“The reason there’s no consensus is that one of the things that has consistently come up… [of research] is that having active disease increases your risk of [more severe COVID-19],” he said.
“[If you stop,] not only do you flare up, which in itself seems bad, but you’re also more likely to get steroids and other rescue treatments,” he added, highlighting the complexity of the decision.
Liu also reiterated that studies to date have not been able to specifically demonstrate any particular protocol to follow regarding pre- or post-vaccination medication,” except for the main point that [these] patients need a third dose.”
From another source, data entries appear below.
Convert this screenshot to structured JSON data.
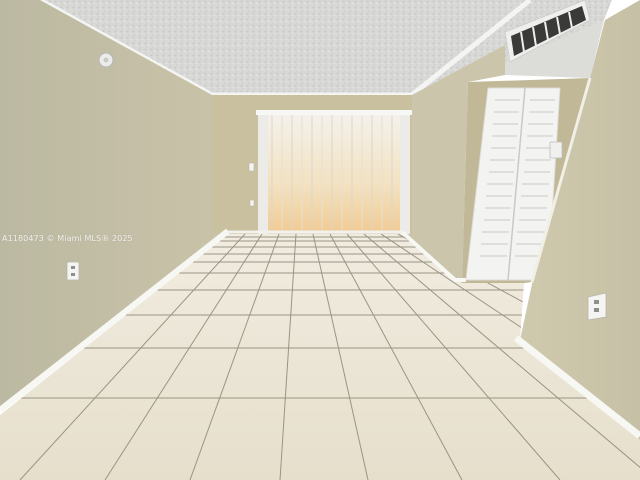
{
  "photo": {
    "watermark": "A1180473 © Miami MLS® 2025"
  },
  "colors": {
    "ceiling": "#d9d9d7",
    "wall_left": "#c3bfa7",
    "wall_back": "#c9c1a1",
    "wall_right": "#c9c4aa",
    "floor_tile": "#ebe4d1",
    "grout": "#8f8a7d",
    "baseboard": "#f5f5f2",
    "curtain": "#f2f2f0",
    "window_glow": "#f3c27a"
  }
}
Siebert said current US guidelines suggest stopping the chemotherapy drug methotrexate, for example, 2 weeks before vaccination. This is largely based on data from flu, which showed that a break of several weeks prior to vaccination helped the immune response.
The British Society for Rheumatology, on the other hand, recommends that patients continue to take their regular medications.
“If you’re on a regular weekly drug or daily drug, the general feeling is that you shouldn’t stop taking it. There are always exceptions. But try to avoid steroids around the time of your vaccine.
— Dr. Stefan Siebert
Although the study included a more limited cohort and the median age of the patients was more than 65 years old, Hirschwerk said: “There is ample data to speak of the value of a third dose in younger immunosuppressed patients – especially those taking B-cell inhibitory cells.” get medication.”
Siebert advised immunocompromised people to limit the time they spend in indoor environments and crowded places as much as possible.
“The data for indoors and lack of ventilation is still huge. I’m not as concerned about my patients as they are [outdoors] in the open air or in smaller groups,” he said.
As for vaccines, he recommended immunocompromised people get their third primary vaccine dose unless there’s a medical reason not to get it.
“Then expect to get a booster 6 months later. Try to have common sense in an area with a high prevalence of COVID-19. The safety of social distancing [and] wearing masks will still be key,” he said.
He added that the vaccination status of those around you will also be a factor in making sure you are protected.
“They should be in consultation with their doctor about getting the third dose if they haven’t already. They should be careful about their exposure, that is, especially with [unvaccinated] people. If they are with people, it would still be best to be outside if possible, and people in their group could test themselves, as even immunized people can become infected and spread the virus if they don’t have symptoms.”
— Dr. Margaret A. Liu
“It’s all about minimizing risk while trying to live life. Masks and social distancing are still important,” Liu said.